In September, 2018, Potters for Peace, in partnership with the Center for Affordable Water & Sanitation Technology (CAWST), offered our first Ceramic Water Filter (CWF) Production Course at the Adamah Clay Studios in Dodgeville, WI. It was a huge success!

Eleven people from all over the world came together to spend 12 days learning about water-born illnesses, how to make and test ceramic water filters, and how to market and distribute them. Participants are working or planning to work in Nepal, China, the Ivory Coast, the Philippines, Portugal, Puerto Rico and Indonesia.

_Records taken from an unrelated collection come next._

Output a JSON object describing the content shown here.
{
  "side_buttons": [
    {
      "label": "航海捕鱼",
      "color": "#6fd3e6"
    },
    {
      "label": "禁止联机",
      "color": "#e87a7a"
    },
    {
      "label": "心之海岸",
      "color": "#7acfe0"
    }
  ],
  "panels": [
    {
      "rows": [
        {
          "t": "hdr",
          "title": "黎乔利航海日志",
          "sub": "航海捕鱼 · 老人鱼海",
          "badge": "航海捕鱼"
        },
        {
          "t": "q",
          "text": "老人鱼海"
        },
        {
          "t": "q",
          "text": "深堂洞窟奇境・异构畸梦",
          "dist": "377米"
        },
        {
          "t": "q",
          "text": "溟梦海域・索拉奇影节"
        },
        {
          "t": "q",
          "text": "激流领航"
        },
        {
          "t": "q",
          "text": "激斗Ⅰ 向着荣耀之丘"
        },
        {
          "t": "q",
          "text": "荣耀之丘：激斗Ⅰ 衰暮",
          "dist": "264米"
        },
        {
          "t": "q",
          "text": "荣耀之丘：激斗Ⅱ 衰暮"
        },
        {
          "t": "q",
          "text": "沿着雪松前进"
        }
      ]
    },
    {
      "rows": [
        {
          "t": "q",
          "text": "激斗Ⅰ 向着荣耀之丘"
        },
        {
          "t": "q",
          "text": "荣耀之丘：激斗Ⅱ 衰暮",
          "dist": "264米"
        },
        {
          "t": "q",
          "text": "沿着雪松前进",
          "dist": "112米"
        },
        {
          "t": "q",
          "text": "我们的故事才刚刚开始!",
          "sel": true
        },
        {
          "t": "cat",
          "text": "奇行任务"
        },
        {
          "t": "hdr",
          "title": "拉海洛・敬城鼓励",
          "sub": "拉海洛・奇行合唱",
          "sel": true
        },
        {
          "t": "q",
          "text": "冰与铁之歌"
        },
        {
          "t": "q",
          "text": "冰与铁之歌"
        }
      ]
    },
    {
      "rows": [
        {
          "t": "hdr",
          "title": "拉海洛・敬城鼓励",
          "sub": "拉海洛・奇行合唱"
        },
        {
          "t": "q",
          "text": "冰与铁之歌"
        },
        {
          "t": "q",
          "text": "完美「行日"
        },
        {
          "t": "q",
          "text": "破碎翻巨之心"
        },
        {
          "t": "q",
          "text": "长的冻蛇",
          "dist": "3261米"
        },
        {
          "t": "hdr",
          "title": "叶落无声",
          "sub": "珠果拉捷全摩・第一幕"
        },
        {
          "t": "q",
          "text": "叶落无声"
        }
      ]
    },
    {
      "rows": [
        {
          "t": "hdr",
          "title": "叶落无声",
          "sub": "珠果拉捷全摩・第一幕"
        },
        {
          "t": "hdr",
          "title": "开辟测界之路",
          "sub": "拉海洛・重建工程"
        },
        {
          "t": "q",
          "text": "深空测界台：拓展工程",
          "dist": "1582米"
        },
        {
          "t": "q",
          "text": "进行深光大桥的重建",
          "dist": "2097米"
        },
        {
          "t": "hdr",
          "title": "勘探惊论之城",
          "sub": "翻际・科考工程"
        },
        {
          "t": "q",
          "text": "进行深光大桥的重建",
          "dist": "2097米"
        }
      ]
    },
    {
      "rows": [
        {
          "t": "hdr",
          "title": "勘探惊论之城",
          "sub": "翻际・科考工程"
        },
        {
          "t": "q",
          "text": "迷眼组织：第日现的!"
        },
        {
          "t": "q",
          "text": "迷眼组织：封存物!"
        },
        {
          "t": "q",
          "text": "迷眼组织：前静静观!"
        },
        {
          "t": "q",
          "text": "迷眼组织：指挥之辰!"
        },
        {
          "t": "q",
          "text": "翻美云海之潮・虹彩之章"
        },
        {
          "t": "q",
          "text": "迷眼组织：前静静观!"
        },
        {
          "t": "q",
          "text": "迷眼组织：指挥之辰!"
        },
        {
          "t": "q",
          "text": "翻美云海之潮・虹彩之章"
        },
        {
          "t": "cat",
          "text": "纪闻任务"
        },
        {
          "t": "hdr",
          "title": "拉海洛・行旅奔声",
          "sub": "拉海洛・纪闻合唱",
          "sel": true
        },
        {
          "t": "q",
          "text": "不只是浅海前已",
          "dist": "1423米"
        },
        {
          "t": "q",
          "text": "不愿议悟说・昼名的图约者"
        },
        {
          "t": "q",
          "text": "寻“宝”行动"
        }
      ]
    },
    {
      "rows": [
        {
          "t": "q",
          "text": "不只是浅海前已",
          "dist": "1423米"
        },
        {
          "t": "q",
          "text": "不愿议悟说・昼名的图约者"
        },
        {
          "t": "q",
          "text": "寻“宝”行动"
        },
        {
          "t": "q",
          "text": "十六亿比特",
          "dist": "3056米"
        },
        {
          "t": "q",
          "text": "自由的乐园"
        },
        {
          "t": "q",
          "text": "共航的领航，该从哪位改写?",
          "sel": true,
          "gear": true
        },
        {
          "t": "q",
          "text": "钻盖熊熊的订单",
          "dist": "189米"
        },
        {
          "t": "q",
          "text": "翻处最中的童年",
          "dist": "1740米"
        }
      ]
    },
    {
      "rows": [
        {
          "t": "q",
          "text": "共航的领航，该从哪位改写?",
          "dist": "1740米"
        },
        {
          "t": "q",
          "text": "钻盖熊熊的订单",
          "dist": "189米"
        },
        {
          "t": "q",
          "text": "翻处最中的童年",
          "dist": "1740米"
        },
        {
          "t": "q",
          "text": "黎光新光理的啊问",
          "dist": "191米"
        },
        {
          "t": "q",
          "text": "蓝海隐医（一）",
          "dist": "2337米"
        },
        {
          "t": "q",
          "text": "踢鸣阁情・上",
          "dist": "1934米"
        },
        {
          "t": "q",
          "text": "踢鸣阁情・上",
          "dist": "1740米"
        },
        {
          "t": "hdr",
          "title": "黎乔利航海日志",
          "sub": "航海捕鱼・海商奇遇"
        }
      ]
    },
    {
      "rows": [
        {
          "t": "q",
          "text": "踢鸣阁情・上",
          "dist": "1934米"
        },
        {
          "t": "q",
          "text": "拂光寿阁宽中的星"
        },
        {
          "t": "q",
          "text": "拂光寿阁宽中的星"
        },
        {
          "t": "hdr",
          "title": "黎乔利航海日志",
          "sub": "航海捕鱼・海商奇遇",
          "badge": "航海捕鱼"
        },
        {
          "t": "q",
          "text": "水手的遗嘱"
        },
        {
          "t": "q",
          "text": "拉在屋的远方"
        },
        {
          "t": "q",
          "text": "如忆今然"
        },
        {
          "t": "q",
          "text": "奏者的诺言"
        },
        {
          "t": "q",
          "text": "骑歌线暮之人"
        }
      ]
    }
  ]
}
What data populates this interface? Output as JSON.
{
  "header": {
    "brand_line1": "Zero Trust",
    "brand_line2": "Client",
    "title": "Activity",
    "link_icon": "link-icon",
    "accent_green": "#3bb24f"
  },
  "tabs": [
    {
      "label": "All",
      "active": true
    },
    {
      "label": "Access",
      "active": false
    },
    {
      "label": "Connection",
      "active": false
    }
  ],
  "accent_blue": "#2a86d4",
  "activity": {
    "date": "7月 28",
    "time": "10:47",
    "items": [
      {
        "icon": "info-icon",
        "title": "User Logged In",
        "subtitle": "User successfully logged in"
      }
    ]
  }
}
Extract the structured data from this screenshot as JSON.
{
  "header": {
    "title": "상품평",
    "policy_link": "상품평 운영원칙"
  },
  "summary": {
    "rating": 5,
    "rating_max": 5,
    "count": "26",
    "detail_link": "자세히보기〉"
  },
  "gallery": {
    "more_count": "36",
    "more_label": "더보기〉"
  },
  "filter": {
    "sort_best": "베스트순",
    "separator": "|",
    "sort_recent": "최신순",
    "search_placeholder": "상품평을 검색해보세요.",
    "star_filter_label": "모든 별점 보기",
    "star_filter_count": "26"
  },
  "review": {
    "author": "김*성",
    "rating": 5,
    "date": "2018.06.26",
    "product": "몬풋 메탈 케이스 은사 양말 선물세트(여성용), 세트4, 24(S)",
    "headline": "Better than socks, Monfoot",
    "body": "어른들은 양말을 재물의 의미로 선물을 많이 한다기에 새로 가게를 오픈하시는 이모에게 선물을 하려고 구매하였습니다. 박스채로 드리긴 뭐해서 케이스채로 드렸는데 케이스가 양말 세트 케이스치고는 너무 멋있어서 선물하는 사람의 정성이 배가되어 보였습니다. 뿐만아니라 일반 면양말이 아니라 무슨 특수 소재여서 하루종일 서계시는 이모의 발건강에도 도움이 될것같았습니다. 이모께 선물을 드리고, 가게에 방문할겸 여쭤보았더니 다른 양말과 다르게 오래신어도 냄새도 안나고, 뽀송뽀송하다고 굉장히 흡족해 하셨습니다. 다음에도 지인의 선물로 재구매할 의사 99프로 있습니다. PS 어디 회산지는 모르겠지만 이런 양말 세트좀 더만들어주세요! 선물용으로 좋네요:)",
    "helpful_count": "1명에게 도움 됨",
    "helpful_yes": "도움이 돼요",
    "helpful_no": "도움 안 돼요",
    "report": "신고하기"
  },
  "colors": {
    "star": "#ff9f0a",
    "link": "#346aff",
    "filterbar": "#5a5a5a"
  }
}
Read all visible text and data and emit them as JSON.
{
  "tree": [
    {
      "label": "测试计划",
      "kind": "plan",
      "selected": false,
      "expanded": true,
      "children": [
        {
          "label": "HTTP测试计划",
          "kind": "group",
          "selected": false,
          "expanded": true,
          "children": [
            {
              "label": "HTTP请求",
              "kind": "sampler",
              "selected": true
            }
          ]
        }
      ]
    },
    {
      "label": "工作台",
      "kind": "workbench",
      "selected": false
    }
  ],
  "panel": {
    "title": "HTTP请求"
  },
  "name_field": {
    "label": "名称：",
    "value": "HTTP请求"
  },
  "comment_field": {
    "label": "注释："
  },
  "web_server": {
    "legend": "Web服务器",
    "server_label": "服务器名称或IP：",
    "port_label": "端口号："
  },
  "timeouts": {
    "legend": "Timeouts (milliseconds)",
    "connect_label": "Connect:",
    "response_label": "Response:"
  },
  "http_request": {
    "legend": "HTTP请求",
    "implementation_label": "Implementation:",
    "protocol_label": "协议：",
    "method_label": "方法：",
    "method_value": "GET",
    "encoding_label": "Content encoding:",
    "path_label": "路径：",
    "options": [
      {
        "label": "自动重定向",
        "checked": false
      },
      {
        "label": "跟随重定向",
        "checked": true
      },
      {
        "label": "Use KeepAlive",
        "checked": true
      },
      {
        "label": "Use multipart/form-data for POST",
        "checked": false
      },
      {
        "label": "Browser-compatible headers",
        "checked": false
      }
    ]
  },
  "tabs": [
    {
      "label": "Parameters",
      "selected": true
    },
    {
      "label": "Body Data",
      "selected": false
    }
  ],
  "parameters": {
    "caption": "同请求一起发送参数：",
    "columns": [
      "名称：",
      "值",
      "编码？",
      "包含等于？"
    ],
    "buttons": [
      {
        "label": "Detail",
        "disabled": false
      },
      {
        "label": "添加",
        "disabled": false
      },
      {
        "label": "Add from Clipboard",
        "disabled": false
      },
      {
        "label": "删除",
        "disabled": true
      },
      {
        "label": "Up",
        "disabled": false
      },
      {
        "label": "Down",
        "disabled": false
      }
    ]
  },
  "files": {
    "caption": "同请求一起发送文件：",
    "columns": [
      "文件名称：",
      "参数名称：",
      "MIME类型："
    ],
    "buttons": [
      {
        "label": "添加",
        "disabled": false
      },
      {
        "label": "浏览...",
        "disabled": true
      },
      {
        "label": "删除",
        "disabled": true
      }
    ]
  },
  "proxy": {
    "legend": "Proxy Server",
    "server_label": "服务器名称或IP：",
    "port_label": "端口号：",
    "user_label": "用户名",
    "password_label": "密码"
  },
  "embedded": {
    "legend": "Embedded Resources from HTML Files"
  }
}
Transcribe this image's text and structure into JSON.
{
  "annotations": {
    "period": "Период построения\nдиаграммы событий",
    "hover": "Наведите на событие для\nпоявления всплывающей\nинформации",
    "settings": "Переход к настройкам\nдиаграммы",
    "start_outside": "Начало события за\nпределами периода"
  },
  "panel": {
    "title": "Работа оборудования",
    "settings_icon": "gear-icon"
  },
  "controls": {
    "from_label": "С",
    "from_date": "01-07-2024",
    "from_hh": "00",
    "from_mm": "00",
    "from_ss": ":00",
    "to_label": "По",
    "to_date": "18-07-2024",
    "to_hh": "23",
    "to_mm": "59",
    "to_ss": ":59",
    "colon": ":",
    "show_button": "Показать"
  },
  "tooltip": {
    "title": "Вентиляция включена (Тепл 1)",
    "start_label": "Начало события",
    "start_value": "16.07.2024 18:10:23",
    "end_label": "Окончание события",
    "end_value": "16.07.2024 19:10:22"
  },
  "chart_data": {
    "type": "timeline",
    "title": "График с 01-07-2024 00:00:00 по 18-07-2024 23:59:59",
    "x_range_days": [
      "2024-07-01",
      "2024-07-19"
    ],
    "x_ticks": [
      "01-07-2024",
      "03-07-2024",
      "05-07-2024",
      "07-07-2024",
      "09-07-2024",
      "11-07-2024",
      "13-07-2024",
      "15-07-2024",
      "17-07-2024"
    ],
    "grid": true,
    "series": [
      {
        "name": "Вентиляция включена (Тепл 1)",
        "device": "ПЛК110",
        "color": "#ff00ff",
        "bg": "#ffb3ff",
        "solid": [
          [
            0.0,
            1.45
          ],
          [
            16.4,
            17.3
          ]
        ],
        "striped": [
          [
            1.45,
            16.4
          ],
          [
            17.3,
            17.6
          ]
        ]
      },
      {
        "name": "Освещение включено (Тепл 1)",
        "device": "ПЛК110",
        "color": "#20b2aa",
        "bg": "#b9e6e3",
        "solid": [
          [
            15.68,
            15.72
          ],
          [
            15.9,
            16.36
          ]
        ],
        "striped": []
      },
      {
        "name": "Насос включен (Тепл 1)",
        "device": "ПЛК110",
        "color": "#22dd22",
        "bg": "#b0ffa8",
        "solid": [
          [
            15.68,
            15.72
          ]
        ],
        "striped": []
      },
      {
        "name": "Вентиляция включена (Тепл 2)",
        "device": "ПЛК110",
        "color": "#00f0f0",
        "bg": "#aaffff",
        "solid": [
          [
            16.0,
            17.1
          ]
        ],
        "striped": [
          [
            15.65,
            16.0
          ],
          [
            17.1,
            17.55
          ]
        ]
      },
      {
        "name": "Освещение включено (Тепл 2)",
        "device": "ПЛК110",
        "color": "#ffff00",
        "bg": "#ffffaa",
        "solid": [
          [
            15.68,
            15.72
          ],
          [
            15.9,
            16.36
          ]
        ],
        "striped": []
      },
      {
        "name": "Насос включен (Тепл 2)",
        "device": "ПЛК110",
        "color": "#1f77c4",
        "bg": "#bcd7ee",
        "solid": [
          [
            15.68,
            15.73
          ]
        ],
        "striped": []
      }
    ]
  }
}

To give the participants hands-on experience making filters, we set up a mini-filter production facility. The students’ filter-making experience began with digging local clay, grinding it in a hammermill and then screening it. They then learned about burnout materials such as sawdust, paper and rice hulls. Burnout material is mixed with the filter clay and will “burn out” during firing, leaving the clay porous and able to filter water. The students mixed different clays and burnout material mixtures in small batches and then tested them to compare porosity, required firing temperatures and durability.

The best clay recipe was then mixed in a large quantity and divided into 15-pound quantities, each of which was enough to make a filter. Filters were made by pressing the clay between aluminum molds in a filter press. The filters were then finished and left to dry. Once dry, a batch of 30 filters was fired in the wood-fired Mani kiln that had been constructed in a previous workshop.

Once the filters were fired, colloidal silver was applied and extensive tests for flow and water quality (including bacterial tests) were performed. The remainder of the course was spent discussing marketing, education, distribution and factory set-up procedures.

Below are some photos from the course. Click on a thumbnail to see a larger version.

Our instructors were Robert Pillers, the Potters for Peace CW filter coordinator, scientists Kaira Wagoner and Justine Rayner, and Lisa Mitchell, an education specialist from CAWST. They spent almost two years developing the course. Funding for course development came from a grant through the Wheaton Franciscan Sisters Ministry Foundation.

Many other donors, including the Wheaton Franciscan Sisters and Bethel Horizons in Dodgeville, Wisconsin helped with scholarship money to allow all 11 participants to attend the course. We are grateful to everyone who donated!

Potters for Peace plans to offer this course again in the future. Course details will be posted on our website.